Anyhow.  I love surface patterns that mess with tradition and insinuate themselves so that their weirdness might not be immediately recognizable.  Toile de Jouy provides one of the best classical frameworks with which to spin out really contemporary interpretations.  Instantly recognizable, the original and conventional toiles were made up of a series of detailed pastoral scenes, rendered in a single colour on a white background.  Think delicately-illustrated women in corsets sitting under trees, repeated across a formal dining room wall… with matching patterned curtains.

Not your thing?  Thankfully these amazing artists/manufacturers are dialling down the stuffiness and putting their own unique, humorous and wonderfully weird twists on the traditional toile.  Let’s get to a few of my favourites…


Image above: Timorous Beasties’ “New York Toile” has it all: city landmarks, motorcycles, cops, and drug deals. Available in pink, grey, green, blue, and more.

Flat Vernacular Toile de Derby wallpaper


Killer cars: Flat Vernacular’s ‘Toile de Derby‘ in Driver’s Door colourway.

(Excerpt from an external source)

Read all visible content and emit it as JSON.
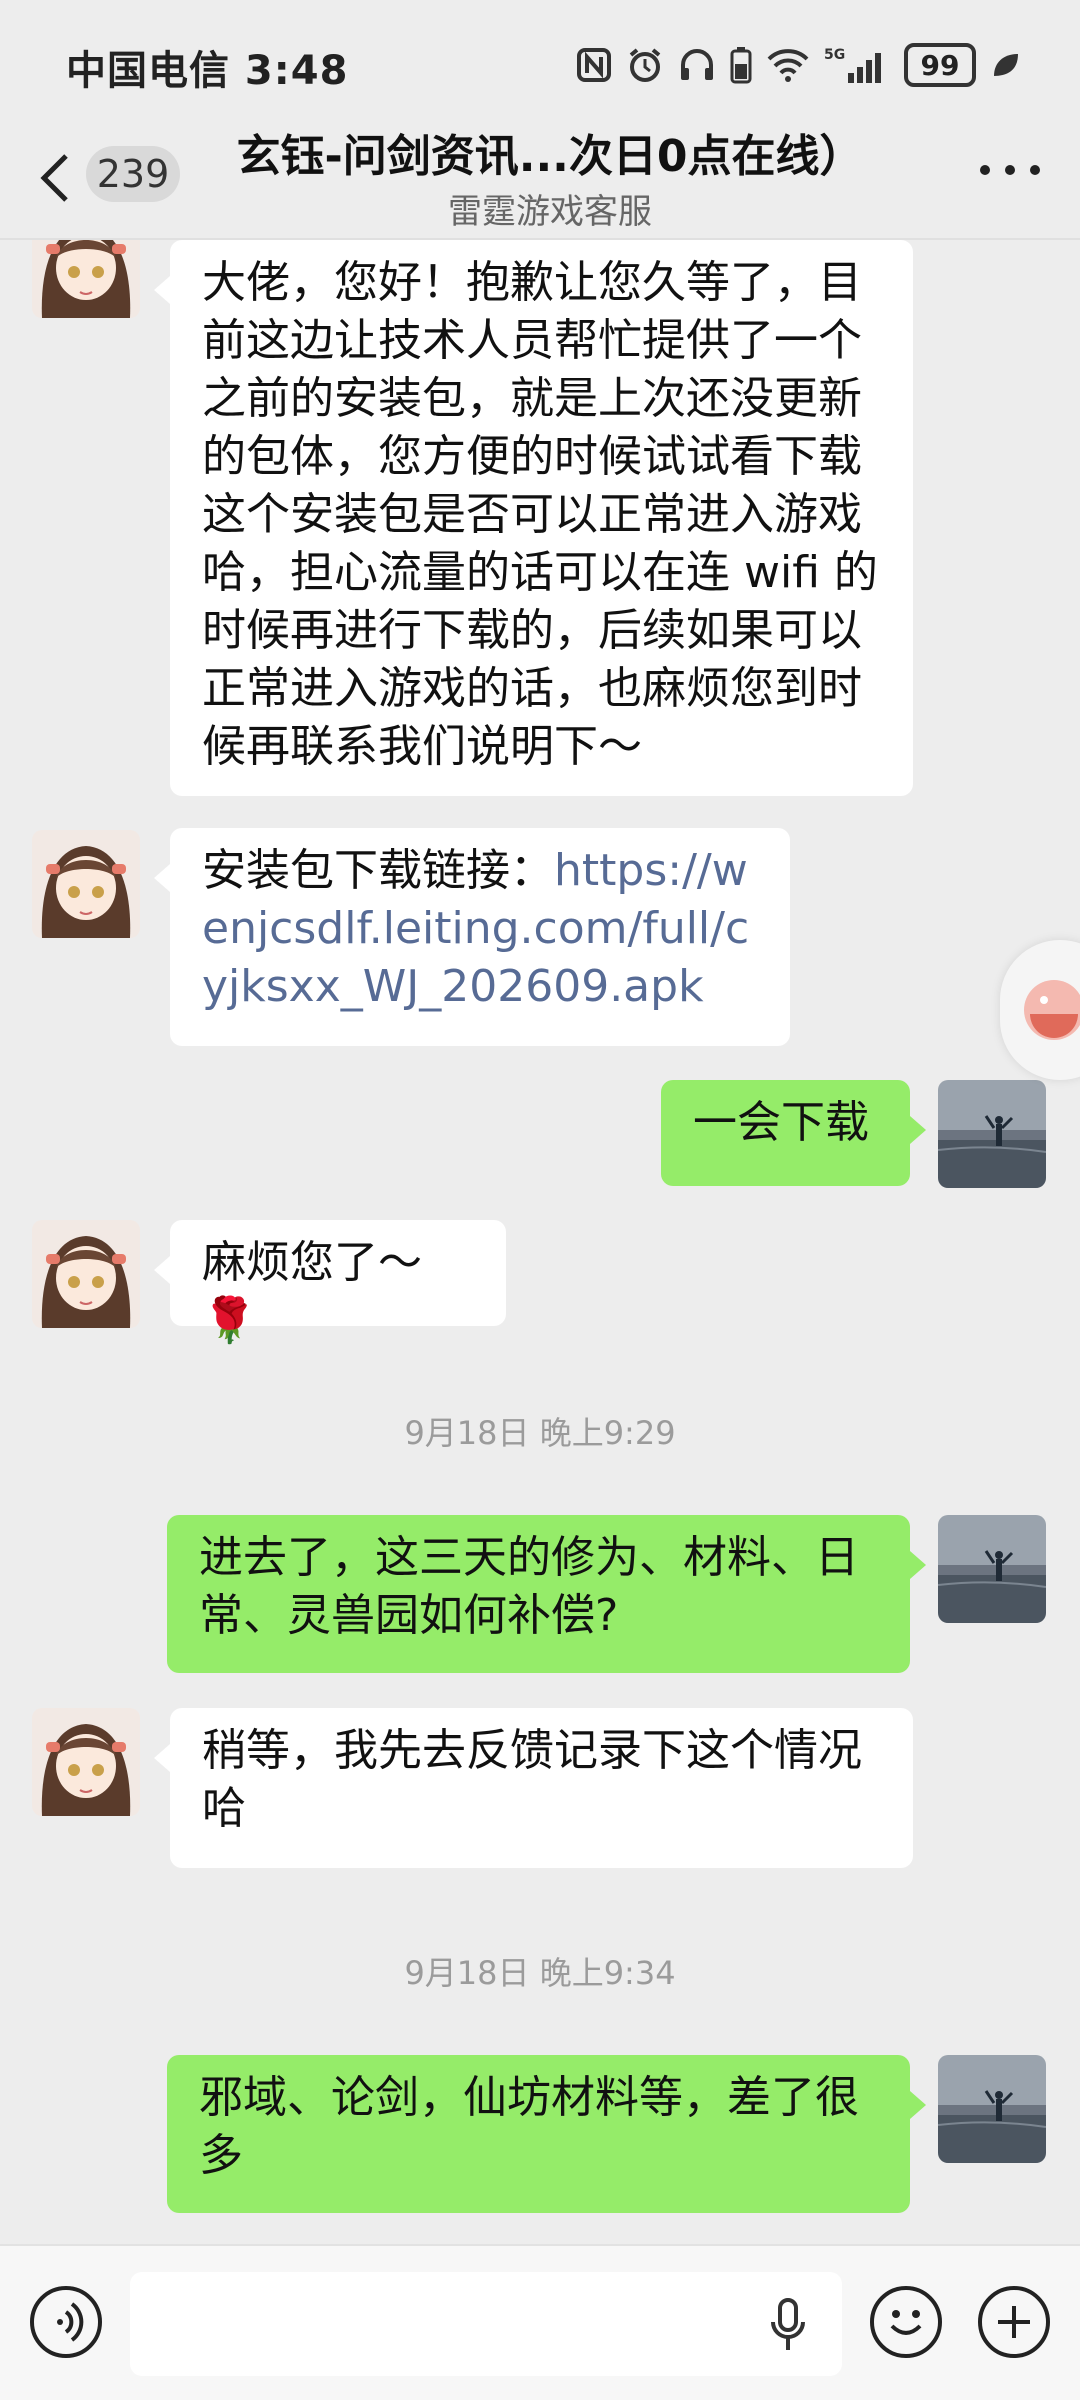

Dan Funderburgh Vigilant Floral toile wallpaper

Big sister is watching you: Dan Funderburgh’s “Vigilant Floral” wallpaper in lavender.  I think this one is so cheeky yet still so beautiful.

Sassy Toile wallpaper flavour paper

Er, speaking of cheeky…

DFC is a design studio that fuses modern design with traditional Mexican style.  Their  “Sassy Toile” from Flavor Paper is a contemporary take on an old-school pulp fiction story (and it’s available in ‘Electric Raspberry on Silver Mylar’ – yes yes, my head just exploded, too).

640 480 video collective vertigo toile wallpaper

And last but not least, I dug this one out of the archives. “Vertigo” wallpaper by the now-defunct 640 480 Video Collective (I was once part of a “hot” “young” “collective” of “conceptual” “video” “artists” [all air-quotes necessary to cover my bases here]).  We were invited to do a project for an art fair in San Francisco, and we created a toile paper rendered from scenes in Alfred Hitchcock’s Vertigo.  The vignettes actually shifted with each pattern repeat so if you looked closely, you’d see scenic progressions like Kim Novak jumping into the water, or James Stewart falling down a roof.


Would you hang any of these in your house, or do you prefer your wallpaper to be of a less subversive nature (read: no raspberry mylar boobs*)?  It’s okay, you can be honest.  xx Shanan

(* raspberry mylar boobs = the name of my new girl band. Who’s in?)